** ACTIVITY **
Pull every line containing the word "swyoung" from the records.

** Stored entries **

▬▬▬▬▬▬

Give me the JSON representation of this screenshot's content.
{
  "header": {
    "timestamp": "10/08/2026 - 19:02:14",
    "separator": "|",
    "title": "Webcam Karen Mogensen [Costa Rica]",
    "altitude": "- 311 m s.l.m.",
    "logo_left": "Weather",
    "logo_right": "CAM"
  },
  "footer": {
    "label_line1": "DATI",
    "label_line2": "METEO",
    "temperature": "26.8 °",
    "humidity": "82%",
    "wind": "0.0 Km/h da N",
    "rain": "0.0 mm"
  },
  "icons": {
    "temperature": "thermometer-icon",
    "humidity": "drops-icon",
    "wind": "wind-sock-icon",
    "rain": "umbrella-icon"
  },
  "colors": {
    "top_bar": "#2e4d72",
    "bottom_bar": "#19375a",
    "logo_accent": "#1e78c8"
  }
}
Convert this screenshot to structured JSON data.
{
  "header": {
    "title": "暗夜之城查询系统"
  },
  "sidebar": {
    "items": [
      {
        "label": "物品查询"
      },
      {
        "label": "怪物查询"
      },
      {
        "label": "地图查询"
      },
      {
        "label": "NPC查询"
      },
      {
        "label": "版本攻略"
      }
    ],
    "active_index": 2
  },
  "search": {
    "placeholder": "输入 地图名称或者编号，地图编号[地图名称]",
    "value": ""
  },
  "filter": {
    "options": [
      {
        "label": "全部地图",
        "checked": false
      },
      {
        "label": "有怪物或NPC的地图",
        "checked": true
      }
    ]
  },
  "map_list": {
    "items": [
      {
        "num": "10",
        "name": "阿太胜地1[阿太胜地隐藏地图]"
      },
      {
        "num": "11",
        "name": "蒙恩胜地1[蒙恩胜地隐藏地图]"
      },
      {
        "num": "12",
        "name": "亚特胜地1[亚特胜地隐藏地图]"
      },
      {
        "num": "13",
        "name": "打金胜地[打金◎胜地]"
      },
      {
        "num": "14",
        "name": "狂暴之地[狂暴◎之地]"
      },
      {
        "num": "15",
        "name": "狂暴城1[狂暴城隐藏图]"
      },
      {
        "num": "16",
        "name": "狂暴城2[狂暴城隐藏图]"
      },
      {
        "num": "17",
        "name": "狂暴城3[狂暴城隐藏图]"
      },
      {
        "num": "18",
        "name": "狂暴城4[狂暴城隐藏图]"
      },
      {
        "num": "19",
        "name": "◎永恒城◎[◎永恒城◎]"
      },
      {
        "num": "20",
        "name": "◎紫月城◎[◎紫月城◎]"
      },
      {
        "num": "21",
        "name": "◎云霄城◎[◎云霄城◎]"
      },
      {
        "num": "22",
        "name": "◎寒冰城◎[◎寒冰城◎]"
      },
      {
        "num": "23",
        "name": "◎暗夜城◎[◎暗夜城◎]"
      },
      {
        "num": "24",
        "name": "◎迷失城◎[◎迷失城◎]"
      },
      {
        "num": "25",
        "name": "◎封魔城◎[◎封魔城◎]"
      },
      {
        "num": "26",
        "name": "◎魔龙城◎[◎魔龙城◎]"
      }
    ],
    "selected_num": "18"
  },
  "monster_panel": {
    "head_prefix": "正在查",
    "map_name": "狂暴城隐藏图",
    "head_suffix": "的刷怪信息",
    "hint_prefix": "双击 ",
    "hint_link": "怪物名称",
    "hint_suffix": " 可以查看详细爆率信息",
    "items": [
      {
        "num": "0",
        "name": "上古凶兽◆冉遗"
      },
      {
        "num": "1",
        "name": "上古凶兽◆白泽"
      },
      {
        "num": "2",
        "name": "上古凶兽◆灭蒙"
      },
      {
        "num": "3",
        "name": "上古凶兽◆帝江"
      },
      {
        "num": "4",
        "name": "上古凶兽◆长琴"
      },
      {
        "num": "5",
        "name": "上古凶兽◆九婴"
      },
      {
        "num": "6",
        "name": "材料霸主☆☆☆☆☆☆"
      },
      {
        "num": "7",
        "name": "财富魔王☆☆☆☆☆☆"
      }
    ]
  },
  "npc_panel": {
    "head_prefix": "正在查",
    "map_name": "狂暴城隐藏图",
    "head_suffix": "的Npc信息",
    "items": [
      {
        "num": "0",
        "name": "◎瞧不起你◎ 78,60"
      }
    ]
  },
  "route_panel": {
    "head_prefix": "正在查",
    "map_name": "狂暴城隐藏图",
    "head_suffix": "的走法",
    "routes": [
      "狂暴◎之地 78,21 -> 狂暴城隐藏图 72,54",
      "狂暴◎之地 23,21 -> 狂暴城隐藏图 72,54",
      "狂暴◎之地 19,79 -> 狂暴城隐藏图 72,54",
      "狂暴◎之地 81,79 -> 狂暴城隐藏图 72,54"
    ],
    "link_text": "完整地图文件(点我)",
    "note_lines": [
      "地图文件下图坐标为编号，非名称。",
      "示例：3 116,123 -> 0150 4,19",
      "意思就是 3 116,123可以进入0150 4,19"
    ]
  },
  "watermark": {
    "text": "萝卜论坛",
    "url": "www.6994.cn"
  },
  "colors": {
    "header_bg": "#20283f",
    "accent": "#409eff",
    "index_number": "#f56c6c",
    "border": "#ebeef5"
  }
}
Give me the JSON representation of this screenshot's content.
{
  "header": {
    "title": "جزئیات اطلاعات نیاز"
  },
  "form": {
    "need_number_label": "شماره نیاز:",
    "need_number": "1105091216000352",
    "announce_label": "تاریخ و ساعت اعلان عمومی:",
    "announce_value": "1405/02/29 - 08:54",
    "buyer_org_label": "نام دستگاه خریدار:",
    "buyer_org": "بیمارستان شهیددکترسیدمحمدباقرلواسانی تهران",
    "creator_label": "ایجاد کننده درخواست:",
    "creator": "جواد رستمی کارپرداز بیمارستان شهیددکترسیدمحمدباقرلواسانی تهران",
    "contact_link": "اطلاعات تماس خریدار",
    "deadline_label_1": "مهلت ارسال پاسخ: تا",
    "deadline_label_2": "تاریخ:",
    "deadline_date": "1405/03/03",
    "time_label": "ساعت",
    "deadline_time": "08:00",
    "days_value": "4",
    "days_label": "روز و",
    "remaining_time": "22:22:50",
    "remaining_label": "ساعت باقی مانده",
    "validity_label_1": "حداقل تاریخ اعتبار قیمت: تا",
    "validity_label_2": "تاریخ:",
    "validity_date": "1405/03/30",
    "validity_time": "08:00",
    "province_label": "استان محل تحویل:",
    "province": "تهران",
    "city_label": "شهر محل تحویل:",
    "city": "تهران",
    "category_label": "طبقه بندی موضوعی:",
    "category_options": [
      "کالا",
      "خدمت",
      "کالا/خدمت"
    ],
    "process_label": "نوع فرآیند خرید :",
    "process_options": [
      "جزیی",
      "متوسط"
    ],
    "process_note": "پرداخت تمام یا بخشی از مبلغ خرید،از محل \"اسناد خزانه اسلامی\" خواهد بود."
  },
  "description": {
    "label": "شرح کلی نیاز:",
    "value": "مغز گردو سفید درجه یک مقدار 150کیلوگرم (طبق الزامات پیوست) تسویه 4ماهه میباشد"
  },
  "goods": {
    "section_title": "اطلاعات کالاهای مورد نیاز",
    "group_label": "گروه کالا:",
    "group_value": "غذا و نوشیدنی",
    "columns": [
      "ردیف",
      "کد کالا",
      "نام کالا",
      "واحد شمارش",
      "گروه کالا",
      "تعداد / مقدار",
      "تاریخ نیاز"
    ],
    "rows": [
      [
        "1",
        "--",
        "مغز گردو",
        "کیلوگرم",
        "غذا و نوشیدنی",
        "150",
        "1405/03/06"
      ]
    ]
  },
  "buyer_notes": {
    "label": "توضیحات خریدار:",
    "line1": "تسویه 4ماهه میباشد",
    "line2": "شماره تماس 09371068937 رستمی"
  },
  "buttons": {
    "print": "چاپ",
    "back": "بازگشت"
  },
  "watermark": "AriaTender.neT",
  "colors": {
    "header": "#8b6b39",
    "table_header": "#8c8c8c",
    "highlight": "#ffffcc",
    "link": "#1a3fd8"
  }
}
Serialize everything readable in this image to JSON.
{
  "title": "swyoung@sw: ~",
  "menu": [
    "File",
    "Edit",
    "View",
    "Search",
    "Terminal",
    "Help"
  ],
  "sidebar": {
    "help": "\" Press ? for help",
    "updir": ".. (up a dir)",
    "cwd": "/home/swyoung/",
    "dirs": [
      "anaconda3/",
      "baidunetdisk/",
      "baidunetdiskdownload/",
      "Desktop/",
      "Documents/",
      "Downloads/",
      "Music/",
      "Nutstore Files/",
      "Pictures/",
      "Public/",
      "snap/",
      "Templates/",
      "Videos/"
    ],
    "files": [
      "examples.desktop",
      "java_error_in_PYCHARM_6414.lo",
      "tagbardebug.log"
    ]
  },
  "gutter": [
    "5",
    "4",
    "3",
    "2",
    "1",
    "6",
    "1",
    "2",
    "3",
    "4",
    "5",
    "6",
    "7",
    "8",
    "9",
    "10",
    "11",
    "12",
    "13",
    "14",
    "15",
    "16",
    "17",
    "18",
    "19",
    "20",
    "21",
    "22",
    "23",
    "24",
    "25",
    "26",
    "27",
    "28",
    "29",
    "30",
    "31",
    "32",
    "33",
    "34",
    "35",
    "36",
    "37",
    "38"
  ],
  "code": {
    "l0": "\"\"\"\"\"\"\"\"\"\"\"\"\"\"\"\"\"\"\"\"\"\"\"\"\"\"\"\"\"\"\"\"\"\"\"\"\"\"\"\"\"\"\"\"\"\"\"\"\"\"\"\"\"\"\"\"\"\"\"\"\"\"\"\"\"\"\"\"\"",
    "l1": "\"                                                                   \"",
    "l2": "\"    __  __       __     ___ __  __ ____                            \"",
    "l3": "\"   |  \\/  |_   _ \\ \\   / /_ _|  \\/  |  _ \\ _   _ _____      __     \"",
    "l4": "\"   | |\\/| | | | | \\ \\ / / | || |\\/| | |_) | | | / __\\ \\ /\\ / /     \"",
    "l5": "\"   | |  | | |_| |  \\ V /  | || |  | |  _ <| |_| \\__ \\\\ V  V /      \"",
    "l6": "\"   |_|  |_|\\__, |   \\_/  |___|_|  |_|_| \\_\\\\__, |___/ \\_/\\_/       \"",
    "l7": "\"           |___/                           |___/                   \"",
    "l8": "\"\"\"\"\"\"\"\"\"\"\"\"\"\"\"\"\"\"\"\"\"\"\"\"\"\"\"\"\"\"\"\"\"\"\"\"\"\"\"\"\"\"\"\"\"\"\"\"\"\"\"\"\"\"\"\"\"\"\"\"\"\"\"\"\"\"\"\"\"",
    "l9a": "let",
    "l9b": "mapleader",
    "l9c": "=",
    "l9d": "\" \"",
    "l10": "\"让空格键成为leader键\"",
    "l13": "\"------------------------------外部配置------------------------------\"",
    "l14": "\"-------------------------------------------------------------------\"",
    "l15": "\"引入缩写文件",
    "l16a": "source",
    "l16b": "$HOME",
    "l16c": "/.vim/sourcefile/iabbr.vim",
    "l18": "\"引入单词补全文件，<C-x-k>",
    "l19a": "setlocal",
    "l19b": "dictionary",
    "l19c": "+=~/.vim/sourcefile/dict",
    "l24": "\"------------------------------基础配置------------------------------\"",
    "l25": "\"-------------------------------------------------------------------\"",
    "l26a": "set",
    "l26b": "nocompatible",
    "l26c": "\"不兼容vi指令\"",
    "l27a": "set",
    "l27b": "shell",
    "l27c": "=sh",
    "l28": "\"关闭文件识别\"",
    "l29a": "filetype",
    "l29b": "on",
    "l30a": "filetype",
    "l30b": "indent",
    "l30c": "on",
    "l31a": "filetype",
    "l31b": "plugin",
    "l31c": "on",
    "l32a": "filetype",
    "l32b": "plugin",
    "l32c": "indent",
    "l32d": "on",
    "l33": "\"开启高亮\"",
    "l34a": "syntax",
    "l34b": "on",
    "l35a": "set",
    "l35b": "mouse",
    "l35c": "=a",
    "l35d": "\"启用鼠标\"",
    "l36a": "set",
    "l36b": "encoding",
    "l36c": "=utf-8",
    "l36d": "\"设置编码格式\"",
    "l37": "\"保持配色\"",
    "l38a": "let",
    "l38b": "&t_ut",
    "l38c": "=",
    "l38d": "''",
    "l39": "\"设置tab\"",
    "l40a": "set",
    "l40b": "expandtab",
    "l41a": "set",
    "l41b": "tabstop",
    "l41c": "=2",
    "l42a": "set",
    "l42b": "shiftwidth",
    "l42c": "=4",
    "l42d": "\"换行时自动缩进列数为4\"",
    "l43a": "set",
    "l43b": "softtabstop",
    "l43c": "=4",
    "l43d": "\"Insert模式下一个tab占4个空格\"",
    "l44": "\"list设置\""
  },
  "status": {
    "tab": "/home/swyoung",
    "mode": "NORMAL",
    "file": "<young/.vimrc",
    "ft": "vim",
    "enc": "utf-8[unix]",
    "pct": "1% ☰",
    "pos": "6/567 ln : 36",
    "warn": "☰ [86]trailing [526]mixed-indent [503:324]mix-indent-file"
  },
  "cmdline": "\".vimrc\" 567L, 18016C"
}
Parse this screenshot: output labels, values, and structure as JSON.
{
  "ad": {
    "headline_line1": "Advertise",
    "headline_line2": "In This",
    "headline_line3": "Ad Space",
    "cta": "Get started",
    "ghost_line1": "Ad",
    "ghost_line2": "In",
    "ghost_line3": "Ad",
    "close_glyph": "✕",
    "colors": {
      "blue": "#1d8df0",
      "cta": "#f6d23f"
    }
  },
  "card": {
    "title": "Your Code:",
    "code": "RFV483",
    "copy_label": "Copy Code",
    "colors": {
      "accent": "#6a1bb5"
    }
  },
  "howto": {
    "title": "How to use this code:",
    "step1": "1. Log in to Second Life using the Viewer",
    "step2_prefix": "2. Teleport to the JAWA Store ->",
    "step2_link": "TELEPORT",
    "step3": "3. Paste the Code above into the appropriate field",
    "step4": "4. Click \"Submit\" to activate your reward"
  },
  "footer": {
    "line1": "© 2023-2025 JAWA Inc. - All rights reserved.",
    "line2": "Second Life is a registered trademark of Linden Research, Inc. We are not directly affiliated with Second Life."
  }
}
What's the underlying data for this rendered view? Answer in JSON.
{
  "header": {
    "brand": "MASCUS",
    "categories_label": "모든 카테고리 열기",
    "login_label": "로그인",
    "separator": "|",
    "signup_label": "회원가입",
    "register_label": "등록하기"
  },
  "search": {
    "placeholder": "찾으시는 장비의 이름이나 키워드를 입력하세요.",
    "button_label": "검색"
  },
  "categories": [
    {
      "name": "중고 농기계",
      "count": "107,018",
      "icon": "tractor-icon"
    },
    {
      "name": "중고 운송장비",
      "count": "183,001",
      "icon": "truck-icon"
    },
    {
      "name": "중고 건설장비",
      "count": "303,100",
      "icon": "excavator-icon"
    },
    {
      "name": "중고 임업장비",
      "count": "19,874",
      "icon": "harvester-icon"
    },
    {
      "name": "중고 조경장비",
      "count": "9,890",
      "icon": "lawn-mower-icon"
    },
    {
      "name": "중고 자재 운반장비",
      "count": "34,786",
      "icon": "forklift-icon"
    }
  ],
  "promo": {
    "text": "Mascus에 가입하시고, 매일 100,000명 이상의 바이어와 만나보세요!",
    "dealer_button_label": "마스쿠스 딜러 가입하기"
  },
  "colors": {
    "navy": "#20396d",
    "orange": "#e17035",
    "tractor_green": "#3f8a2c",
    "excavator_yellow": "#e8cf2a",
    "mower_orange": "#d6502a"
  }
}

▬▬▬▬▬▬

** REPLY TO THE TASK **
  "title": "swyoung@sw: ~",
    "cwd": "/home/swyoung/",
    "tab": "/home/swyoung",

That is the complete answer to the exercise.